What Do Red Knights Think About Valentine’s Day?


Michaela Dooley

BSM’s main hallway is prepped for Valentine’s Day.

For some people, February 14th is a day of heart-shaped chocolates, handwritten cards, and hugs. For others, it’s a national day of “don’t forget you’re single.” Valentine’s Day brings about an annual tug-of-war between good and bad feelings towards this day of feelings. So, how does BSM feel about V-Day?

Senior Jackson Sando has nothing but love for this holiday. “It’s a good day…in elementary school, one of my favorite things to do was make the valentine boxes and see everyone’s different designs. I want to bring that to high school. People think the day is all about people you date, but I think it’s about everyone you love, like your parents, and stuff like that,” Sando said.

Many BSM students can probably attest to the nostalgic memories of carefully transporting a painted cardboard box with their name scrawled across the top in Crayola marker to their elementary school the week of Valentine’s Day. For a lot of people, this could very well have been the peak of Valentine’s Day. The transition from receiving paper hearts with Jolly Ranchers taped to them from your classmates to painfully scrolling through Instagram pictures of happy couples on February 14th isn’t sweet, and it’s no wonder why some people feel negatively towards the holiday. BSM Spanish teacher Mary Murray recalled her thoughts on Valentine’s Day as a high schooler. “I used to hate it, because back in my day there was no such thing as galentine’s day, so if you didn’t have a valentine, it was like ‘screw you no one loves you,’” Murray said.

I used to hate it, because back in my day there was no such thing as galentine’s day, so if you didn’t have a valentine, it was like ‘screw you no one loves you,’

— Mary Murray

Murray mentioned the famous “galentine’s day.” Whether you enjoy a girls night composed of red velvet cake baking and ex-boyfriend slandering or not, it’s easy to agree that this twist makes celebrating Valentine’s Day more inclusive to singles. Her current opinion has changed due to the modern changes of the holiday. “I also think it’s way too commercialized…Now I’ll stay at home and cook with my husband. I really don’t like going out on the day because it’s so expensive and so many people are out which ruins the day for me,” Murray said.

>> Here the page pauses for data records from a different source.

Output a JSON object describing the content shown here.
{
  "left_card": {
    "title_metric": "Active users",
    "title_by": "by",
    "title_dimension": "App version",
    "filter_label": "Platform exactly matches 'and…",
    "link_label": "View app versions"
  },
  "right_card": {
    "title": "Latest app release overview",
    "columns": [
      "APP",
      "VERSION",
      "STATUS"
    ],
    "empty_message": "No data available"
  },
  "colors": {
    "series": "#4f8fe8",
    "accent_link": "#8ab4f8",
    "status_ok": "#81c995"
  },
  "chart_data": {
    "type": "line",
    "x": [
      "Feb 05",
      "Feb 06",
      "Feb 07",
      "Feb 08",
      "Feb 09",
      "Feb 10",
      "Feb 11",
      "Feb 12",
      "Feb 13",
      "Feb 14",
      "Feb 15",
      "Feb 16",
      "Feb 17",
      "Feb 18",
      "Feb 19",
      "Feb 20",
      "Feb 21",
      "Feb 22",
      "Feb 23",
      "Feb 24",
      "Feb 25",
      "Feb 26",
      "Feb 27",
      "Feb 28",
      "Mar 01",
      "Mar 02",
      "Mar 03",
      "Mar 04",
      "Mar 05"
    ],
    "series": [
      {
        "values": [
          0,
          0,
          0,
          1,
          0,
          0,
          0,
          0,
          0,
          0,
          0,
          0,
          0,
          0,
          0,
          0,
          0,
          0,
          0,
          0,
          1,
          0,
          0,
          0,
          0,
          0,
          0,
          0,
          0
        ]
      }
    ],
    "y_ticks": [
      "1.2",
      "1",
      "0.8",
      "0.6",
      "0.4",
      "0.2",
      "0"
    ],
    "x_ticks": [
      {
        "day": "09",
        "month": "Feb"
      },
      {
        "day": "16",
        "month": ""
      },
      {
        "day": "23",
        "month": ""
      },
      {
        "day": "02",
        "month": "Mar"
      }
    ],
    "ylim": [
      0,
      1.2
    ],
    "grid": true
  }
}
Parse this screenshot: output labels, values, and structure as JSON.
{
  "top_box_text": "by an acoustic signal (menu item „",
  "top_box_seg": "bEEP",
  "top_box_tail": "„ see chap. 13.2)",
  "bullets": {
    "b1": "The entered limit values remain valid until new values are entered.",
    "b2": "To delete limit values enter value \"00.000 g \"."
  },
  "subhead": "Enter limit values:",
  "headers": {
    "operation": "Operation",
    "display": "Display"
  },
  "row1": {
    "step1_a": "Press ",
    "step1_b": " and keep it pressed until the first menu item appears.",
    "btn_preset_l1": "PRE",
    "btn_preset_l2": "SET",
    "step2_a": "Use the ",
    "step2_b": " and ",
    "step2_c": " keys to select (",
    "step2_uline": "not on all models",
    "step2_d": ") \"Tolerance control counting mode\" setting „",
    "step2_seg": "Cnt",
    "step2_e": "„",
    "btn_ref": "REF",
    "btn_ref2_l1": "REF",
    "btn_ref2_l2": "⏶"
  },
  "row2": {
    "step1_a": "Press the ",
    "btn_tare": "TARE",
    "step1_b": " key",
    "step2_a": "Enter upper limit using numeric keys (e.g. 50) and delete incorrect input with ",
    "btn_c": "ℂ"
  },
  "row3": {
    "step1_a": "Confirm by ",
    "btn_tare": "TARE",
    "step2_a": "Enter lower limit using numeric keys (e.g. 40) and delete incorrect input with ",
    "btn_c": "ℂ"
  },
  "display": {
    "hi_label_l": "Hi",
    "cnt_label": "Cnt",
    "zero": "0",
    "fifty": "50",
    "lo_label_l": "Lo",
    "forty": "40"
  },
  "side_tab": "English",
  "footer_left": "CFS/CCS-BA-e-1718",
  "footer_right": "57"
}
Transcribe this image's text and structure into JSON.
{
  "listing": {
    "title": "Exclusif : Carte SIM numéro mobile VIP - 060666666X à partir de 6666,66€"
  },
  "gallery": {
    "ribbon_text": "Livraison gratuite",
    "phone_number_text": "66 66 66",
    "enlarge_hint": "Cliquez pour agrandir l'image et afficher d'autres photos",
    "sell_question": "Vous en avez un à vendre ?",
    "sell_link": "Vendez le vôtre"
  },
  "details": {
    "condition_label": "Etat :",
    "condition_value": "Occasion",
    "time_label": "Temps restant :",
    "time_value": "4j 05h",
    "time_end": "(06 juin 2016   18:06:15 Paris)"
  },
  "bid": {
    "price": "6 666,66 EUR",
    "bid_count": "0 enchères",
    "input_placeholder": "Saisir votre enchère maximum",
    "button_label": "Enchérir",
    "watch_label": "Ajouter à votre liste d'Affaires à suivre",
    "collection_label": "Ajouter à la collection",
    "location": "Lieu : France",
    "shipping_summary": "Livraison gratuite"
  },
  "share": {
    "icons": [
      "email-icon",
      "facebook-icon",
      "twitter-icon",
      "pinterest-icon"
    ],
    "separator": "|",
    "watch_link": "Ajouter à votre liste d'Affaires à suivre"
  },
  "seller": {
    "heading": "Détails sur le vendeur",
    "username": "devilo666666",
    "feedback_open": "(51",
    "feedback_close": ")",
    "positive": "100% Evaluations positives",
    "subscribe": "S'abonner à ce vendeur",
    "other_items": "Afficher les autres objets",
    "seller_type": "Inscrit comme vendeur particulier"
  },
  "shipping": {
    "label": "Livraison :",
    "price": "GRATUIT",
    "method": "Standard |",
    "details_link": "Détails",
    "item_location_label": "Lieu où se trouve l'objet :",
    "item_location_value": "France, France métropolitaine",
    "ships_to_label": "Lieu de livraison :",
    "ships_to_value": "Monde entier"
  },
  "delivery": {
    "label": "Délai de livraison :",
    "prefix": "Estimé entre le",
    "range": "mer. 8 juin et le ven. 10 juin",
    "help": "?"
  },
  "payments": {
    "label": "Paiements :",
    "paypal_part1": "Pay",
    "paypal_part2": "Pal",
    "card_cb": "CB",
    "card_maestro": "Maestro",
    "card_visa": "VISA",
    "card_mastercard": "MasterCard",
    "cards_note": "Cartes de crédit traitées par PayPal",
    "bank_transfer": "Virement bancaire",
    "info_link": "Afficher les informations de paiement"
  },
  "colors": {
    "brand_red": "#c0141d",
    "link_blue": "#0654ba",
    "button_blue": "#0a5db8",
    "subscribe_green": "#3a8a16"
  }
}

Despite it being a more minor holiday, Valentine’s Day invokes many strong emotions. Teachers, students, people in relationships and not–everyone has an opinion. Considering it’s on a Tuesday, it’s safe to say there shouldn’t be too much going on at BSM this February 14th. Besides a few sappy Instagram stories and possibly a heart-shaped sugar cookie from Taher at lunch, V-Day haters shouldn’t have too much to worry about. And for its supporters, good luck with the Valentine card making!